It’s hard to imagine a more welcoming place than Nepal. People of all ages greet each other and visitors with a big smile accompanying a “Namaste.”
Tourists are still rare enough in many areas that little children are fascinated–staring, giggling, and waving. Their parents show then how to bring their hands together for “Namaste,” and get a big smile when you reciprocate.
There are welcome signs everywhere, on mats, doorways, posters, wooden carvings, and painted cloths. The signs are in Sanskrit (svāgatam) or Nepali (swagat cha), although those welcomes usually employ the Devanāgarī script (स्वागतम्).
There are also many welcomes in English. These often use two words, “wel come,” or hyphenation, “wel-come.”
Officialdom, even the police, also displays a welcoming attitude. Listen to the poem below, from a card distributed by the Tourist Police.
Always at your service
If you are lost or confused, we provide clarity.
If you are nervous or scared, we encourage strengthening your confidence.
If you need information, we provide them.
If you don’t know where to go, we guide you.
We are there when you need us.
Let us serve you.
Thanks, Chip. How charming. A model for the rest of the world regarding “immigrants.” (Aren’t we all immigrants in some way? Just passing through.)
Hope you’re keeping well. We look forward to seeing you both again, and hearing more of your adventures in wel-comeland.
On Sat, Mar 10, 2018 at 10:50 PM, Chip’s journey wrote:

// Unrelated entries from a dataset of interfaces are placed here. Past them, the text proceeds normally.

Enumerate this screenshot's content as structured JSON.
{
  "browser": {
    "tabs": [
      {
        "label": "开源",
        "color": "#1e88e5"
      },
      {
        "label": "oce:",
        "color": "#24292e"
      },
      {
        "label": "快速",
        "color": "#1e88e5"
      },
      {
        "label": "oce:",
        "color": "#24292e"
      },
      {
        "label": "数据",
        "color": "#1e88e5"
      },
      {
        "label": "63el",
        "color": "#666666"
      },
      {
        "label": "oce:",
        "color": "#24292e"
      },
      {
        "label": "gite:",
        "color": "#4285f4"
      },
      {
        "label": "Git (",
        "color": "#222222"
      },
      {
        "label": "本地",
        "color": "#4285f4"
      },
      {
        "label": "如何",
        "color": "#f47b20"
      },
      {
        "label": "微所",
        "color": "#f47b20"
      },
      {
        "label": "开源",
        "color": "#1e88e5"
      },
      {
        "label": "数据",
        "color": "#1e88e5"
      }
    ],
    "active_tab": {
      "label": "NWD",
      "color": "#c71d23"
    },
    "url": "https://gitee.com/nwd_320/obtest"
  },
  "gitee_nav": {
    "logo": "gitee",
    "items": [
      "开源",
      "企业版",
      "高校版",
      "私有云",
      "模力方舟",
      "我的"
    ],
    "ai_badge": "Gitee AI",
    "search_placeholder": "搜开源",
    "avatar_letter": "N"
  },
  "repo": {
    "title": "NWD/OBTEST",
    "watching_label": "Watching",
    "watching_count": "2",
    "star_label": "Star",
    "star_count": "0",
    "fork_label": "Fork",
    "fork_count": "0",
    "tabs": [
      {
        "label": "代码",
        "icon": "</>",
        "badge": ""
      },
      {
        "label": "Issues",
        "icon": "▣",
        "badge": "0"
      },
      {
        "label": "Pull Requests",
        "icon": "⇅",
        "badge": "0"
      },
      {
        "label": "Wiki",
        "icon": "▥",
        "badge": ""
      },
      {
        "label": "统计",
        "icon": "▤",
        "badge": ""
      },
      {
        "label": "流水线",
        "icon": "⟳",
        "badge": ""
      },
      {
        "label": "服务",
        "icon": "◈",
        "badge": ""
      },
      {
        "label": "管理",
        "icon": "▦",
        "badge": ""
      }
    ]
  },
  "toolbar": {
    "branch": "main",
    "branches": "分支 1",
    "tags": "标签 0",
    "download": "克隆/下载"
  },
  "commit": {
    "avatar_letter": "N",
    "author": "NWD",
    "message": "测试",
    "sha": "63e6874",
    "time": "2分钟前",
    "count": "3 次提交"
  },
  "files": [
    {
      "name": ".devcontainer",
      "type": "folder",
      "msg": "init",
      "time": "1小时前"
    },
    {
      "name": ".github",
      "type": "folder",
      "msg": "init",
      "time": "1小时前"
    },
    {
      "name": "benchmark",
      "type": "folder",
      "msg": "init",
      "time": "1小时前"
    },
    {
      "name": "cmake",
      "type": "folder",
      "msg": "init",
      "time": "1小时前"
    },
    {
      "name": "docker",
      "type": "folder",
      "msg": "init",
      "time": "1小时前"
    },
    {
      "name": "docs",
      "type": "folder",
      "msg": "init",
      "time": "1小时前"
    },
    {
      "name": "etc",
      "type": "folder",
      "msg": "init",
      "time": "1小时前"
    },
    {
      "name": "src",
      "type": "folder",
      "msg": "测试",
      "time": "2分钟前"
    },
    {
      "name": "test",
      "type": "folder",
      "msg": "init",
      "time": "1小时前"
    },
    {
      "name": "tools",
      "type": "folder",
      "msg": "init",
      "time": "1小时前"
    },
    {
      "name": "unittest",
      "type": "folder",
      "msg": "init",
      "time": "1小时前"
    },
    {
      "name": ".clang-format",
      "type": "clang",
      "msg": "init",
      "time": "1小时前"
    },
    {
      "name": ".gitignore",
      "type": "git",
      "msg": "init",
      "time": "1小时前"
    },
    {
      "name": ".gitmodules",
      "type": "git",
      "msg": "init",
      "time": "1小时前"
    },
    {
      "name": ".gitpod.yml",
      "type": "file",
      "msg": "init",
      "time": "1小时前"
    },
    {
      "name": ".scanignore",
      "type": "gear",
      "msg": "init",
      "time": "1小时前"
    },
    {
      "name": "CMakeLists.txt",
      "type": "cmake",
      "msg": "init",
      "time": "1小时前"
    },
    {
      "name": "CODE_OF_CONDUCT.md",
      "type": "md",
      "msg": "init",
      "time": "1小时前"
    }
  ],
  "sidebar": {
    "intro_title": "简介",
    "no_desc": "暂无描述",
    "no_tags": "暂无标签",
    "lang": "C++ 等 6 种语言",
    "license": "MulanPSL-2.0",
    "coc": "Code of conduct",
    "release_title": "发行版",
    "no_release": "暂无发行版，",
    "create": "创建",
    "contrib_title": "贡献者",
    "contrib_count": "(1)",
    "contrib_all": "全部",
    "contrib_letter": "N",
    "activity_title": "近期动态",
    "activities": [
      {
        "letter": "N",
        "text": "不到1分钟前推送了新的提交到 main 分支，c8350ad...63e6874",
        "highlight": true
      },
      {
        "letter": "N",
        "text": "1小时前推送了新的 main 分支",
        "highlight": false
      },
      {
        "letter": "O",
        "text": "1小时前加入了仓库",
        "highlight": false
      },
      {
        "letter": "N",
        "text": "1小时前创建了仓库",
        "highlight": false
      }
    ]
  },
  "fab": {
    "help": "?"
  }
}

> chipbruce posted: “It’s hard to imagine a more welcoming place than Nepal. > People of all ages greet each other and visitors with a big smile > accompanying a “Namaste.” Tourists are still rare enough in many areas that > little children are fascinated–staring, giggling, and ” >